continued The proponents said illegal immigrants were straining the city's resources, compromising the education of children, crowding into substandard housing, and creating such demand for health services that the hospital, Palomar Medical Center, could not keep up.
When all the speakers had been heard from, Mayor Lori Holt Pfeiler called for a five-minute recess. It was after 10:00 p.m., three hours since the meeting began. Following the recess, the councilmembers had their say.
Waldron went first. She said that she grew up in New York and lost 55 classmates in the September 11 attack on the World Trade Center. When she said that 9/11 was "caused by illegal aliens flying planes into the World Trade towers," the crowd began to jeer at her for comparing undocumented Latinos to al-Qaeda terrorists.
She decried a lack of border enforcement by the federal government and said, "We've heard a lot tonight from both sides, a lot of emotion. This is not an issue that I've taken lightly by any means. A lot of thought has gone into this.... That fence should have been built decades ago. We can't withstand the impacts as a local community because the federal government is not enforcing the laws.
"The problem," she said, "is we're so afraid of being called a racist we find ourselves going to the other extreme, being willing to tolerate everything, even lawbreaking, even safety, even the safety of our families.... This ordinance is not about race. It's about enforcing the law.
"This isn't about politics," she said. "If I don't get elected, I can always say I never backed down on principle, eight years in office. And I never will."
But some say it's all about politics. Waldron's high-profile shepherding of the measure will generate the votes to return her to office, said former councilmember and lifelong Escondido resident June Rady.
Waldron, who owns a T-shirt shop on Grand Avenue, is one of seven candidates for two open council seats.
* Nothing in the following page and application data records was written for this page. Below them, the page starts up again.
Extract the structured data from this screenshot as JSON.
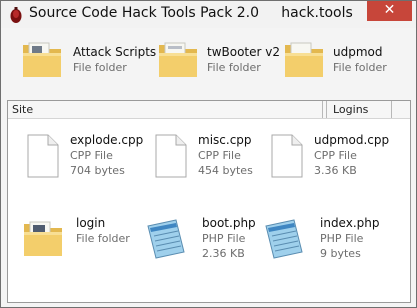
{
  "window": {
    "title": "Source Code Hack Tools Pack 2.0     hack.tools",
    "close_glyph": "✕",
    "accent_close": "#c7463a"
  },
  "top_folders": [
    {
      "name": "Attack Scripts",
      "type": "File folder",
      "icon": "folder-icon"
    },
    {
      "name": "twBooter v2",
      "type": "File folder",
      "icon": "folder-icon"
    },
    {
      "name": "udpmod",
      "type": "File folder",
      "icon": "folder-icon"
    }
  ],
  "columns": {
    "site": "Site",
    "logins": "Logins"
  },
  "files": [
    {
      "name": "explode.cpp",
      "type": "CPP File",
      "size": "704 bytes",
      "icon": "document-icon"
    },
    {
      "name": "misc.cpp",
      "type": "CPP File",
      "size": "454 bytes",
      "icon": "document-icon"
    },
    {
      "name": "udpmod.cpp",
      "type": "CPP File",
      "size": "3.36 KB",
      "icon": "document-icon"
    },
    {
      "name": "login",
      "type": "File folder",
      "size": "",
      "icon": "folder-icon"
    },
    {
      "name": "boot.php",
      "type": "PHP File",
      "size": "2.36 KB",
      "icon": "notepad-icon"
    },
    {
      "name": "index.php",
      "type": "PHP File",
      "size": "9 bytes",
      "icon": "notepad-icon"
    }
  ]
}
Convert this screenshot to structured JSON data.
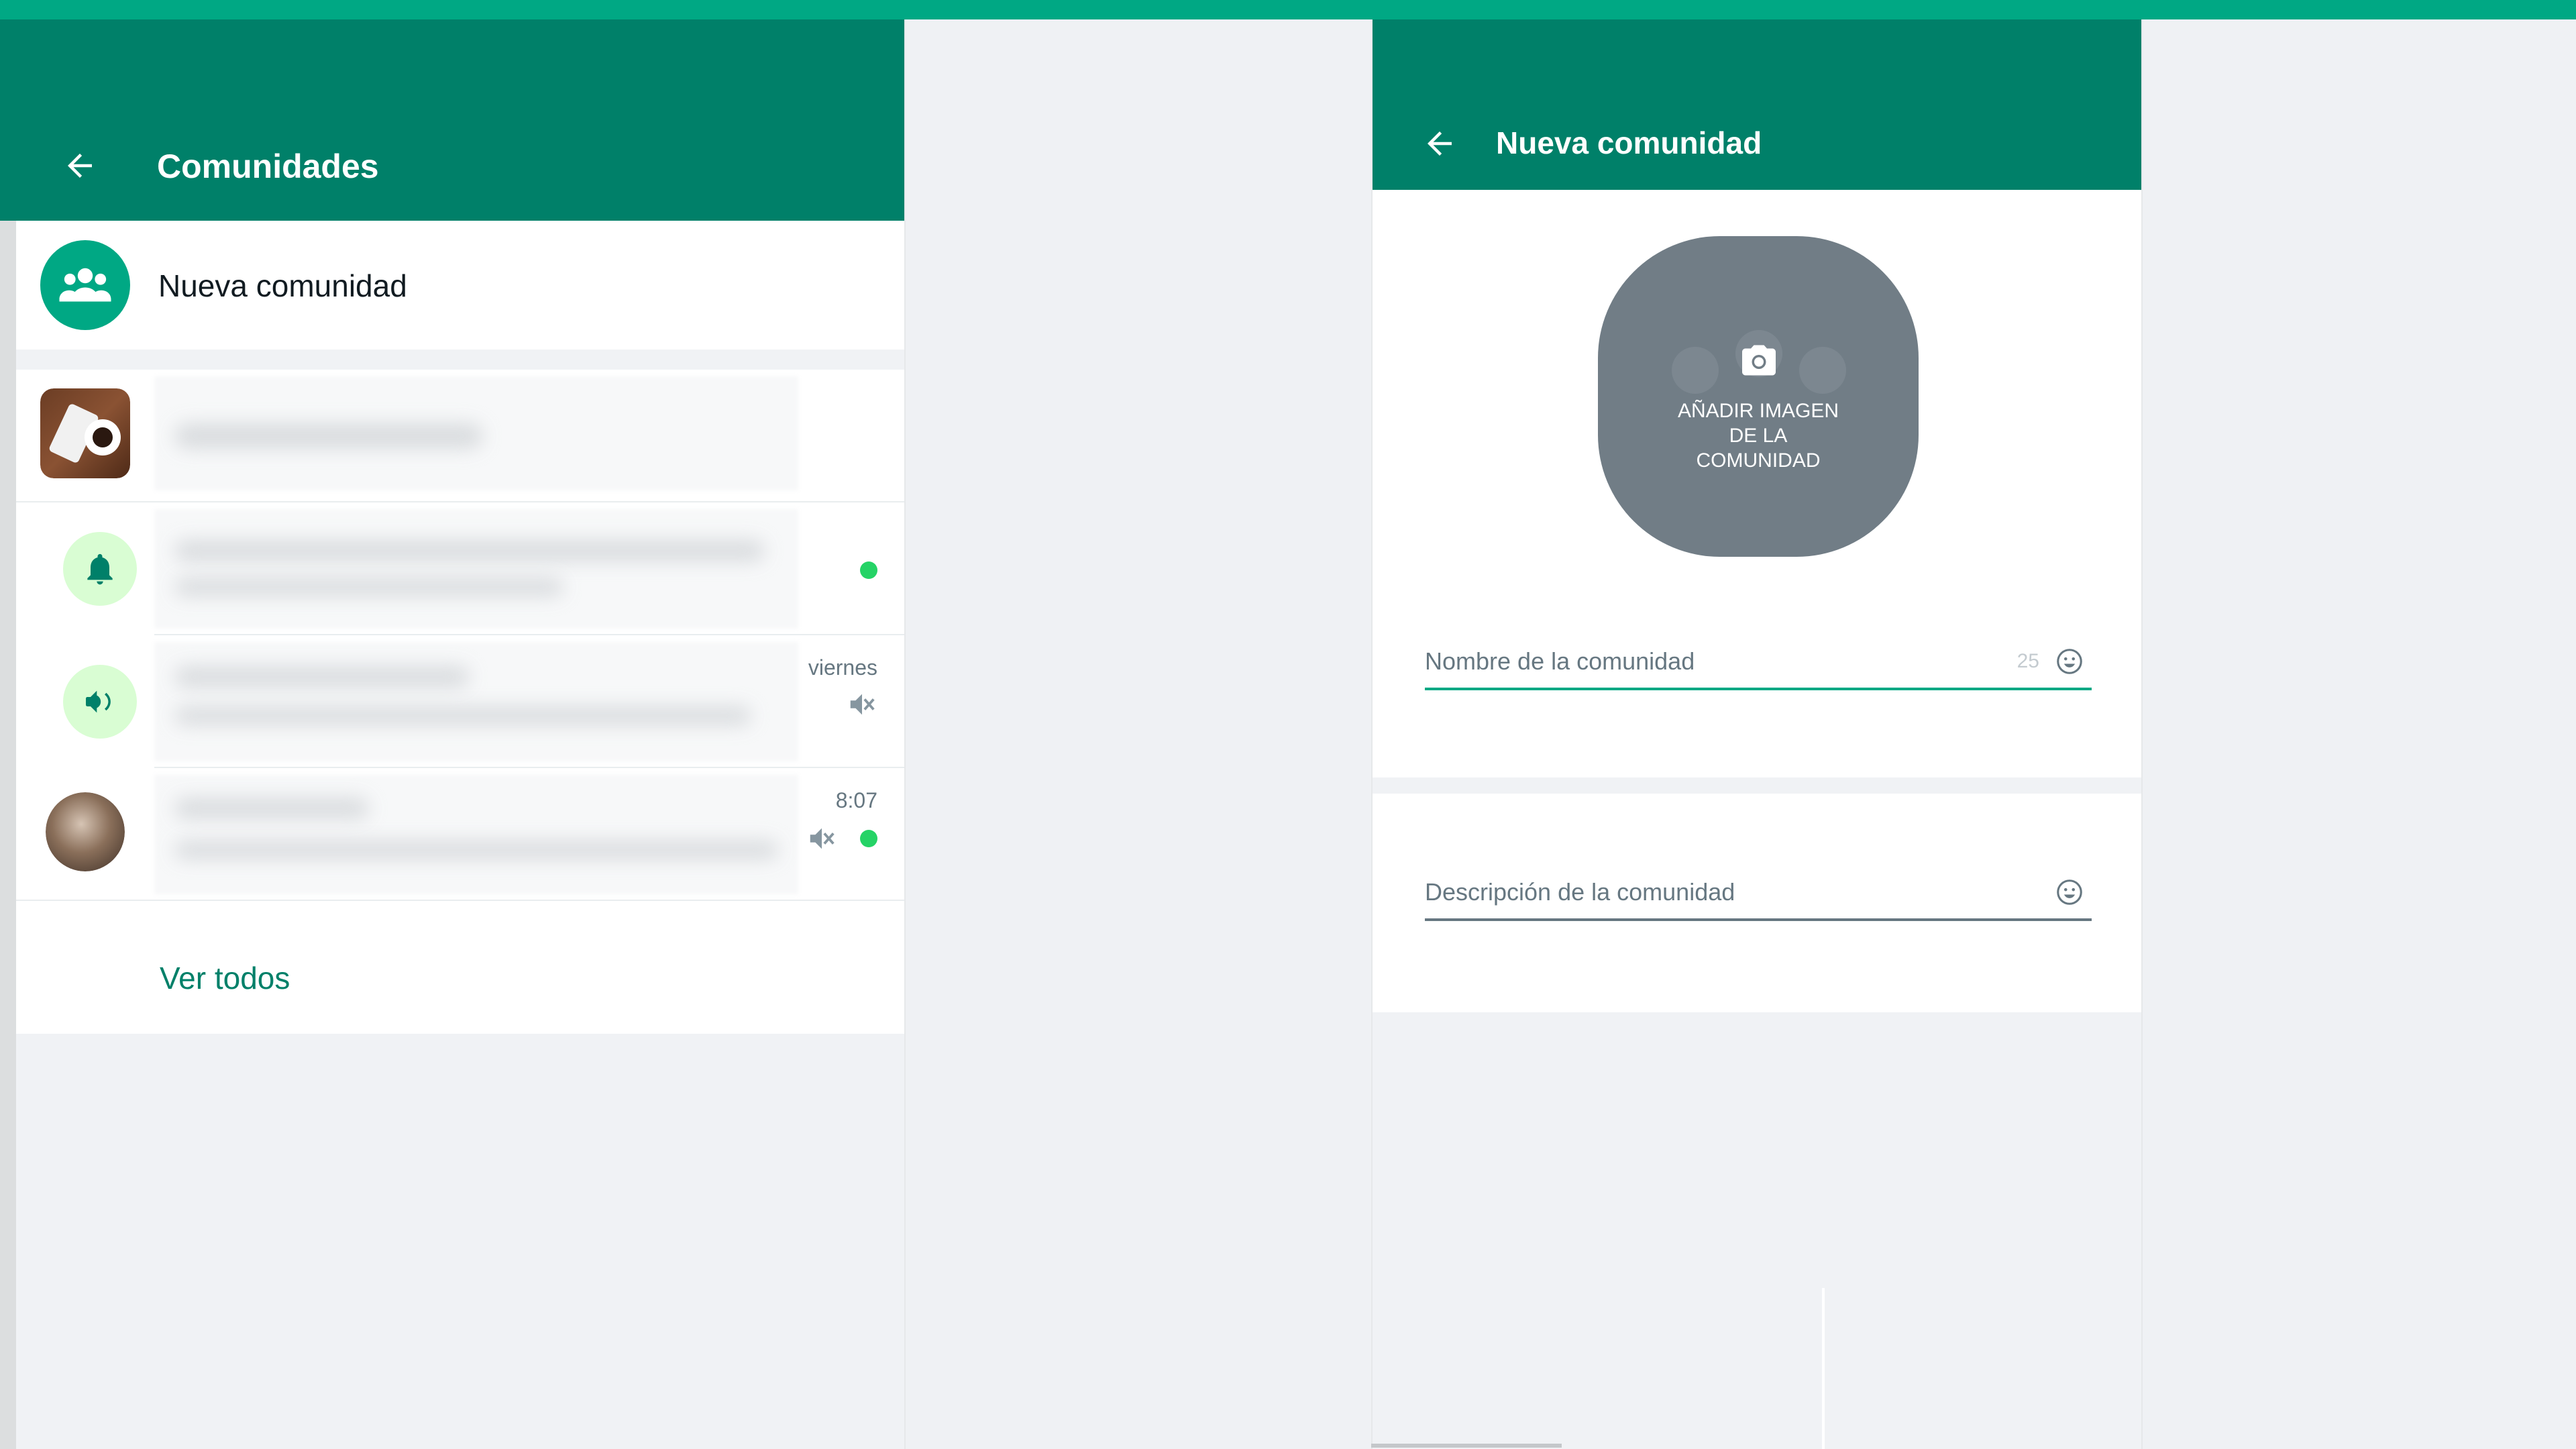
{
  "left_panel": {
    "title": "Comunidades",
    "new_community_label": "Nueva comunidad",
    "rows": [
      {
        "kind": "community",
        "time": "",
        "unread": false,
        "muted": false
      },
      {
        "kind": "announcements",
        "time": "",
        "unread": true,
        "muted": false
      },
      {
        "kind": "megaphone",
        "time": "viernes",
        "unread": false,
        "muted": true
      },
      {
        "kind": "contact",
        "time": "8:07",
        "unread": true,
        "muted": true
      }
    ],
    "see_all_label": "Ver todos"
  },
  "right_panel": {
    "title": "Nueva comunidad",
    "image_picker_label": "AÑADIR IMAGEN DE LA COMUNIDAD",
    "image_picker_lines": [
      "AÑADIR IMAGEN",
      "DE LA",
      "COMUNIDAD"
    ],
    "name_field": {
      "placeholder": "Nombre de la comunidad",
      "char_counter": "25"
    },
    "description_field": {
      "placeholder": "Descripción de la comunidad"
    }
  },
  "colors": {
    "header": "#008069",
    "accent": "#00a884",
    "unread": "#25d366",
    "background": "#f0f2f5"
  },
  "icons": [
    "back-arrow-icon",
    "community-group-icon",
    "bell-icon",
    "megaphone-icon",
    "muted-speaker-icon",
    "camera-icon",
    "emoji-icon"
  ]
}
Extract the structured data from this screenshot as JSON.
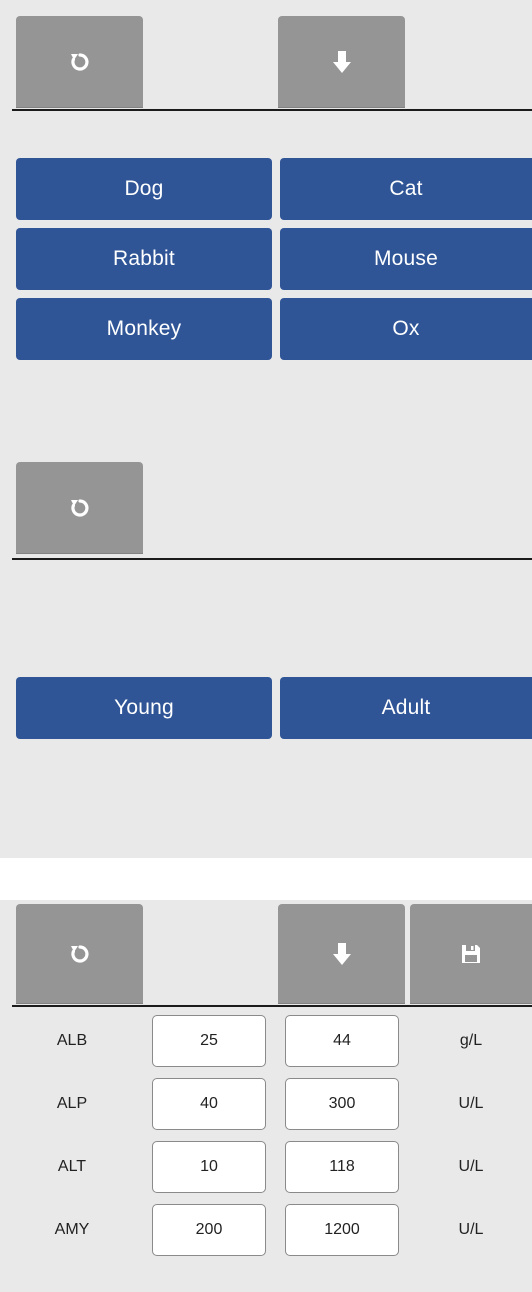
{
  "species_section": {
    "buttons": [
      "Dog",
      "Cat",
      "Rabbit",
      "Mouse",
      "Monkey",
      "Ox"
    ]
  },
  "age_section": {
    "buttons": [
      "Young",
      "Adult"
    ]
  },
  "reference_table": {
    "rows": [
      {
        "analyte": "ALB",
        "low": "25",
        "high": "44",
        "unit": "g/L"
      },
      {
        "analyte": "ALP",
        "low": "40",
        "high": "300",
        "unit": "U/L"
      },
      {
        "analyte": "ALT",
        "low": "10",
        "high": "118",
        "unit": "U/L"
      },
      {
        "analyte": "AMY",
        "low": "200",
        "high": "1200",
        "unit": "U/L"
      }
    ]
  },
  "icons": {
    "reset": "reset-icon",
    "download": "download-icon",
    "save": "save-icon"
  },
  "colors": {
    "panel_bg": "#e9e9e9",
    "toolbar_button": "#959595",
    "choice_button": "#2f5597",
    "divider": "#1b1b1b"
  }
}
One candidate running her first race ever, Olga Diaz, has a business right around the corner on Kalmia Street, a coffeehouse called the Blue Mug.
Bill Flores, a retiree who once worked as Sheriff Bill Kolender's assistant and who revived an organization called El Grupo to battle the ordinance, is backing Diaz. "An image comes to my mind," he said, "and that image is, do you remember seeing the movie Fiddler on the Roof? Do you remember at the end when the Jewish community was approached by the Russian policeman and he said, 'You people have to go.' And Tevye said, 'Why? Why? This is our home.' And the policeman said, 'It is no longer'?
"This just isn't right," Flores went on. "It's un-American. We're not saying that crossing the border illegally is okay. We are asking how do we deal with the border issue. In the best American traditions, we deal with it in a humane, thoughtful, sensitive way. And most of them are from a country that's our neighbor."
Jeff Schwilk, a retired staff sergeant in the United States Marine Corps, founded the San Diego Minutemen a year ago. He counts some 300 adherents, a little more than half of them in North County.
"Escondido is being basically overrun by illegal immigrants that are just flooding into that city as a sanctuary," he said. "And something has to be done, and this is the first step toward doing it. We are about enforcing the laws of this land, which require that all people who want to immigrate here come here legally.
"We're about getting some control of the situation. It's out of control, and we can't afford to let it fester out of control like this. We'll lose all semblance of what it means to be here in America."
The vote was 3 to 2, with Waldron, Abed, and Gallo in favor. The measure was scheduled for a second reading, expected to be a pro forma procedure, on October 18. Escondido becomes the first city in California to pass such an ordinance; the second, after Hazleton, Pennsylvania, in the nation. The American Civil Liberties Union is challenging the Hazleton law and said it is preparing to sue the city of Escondido.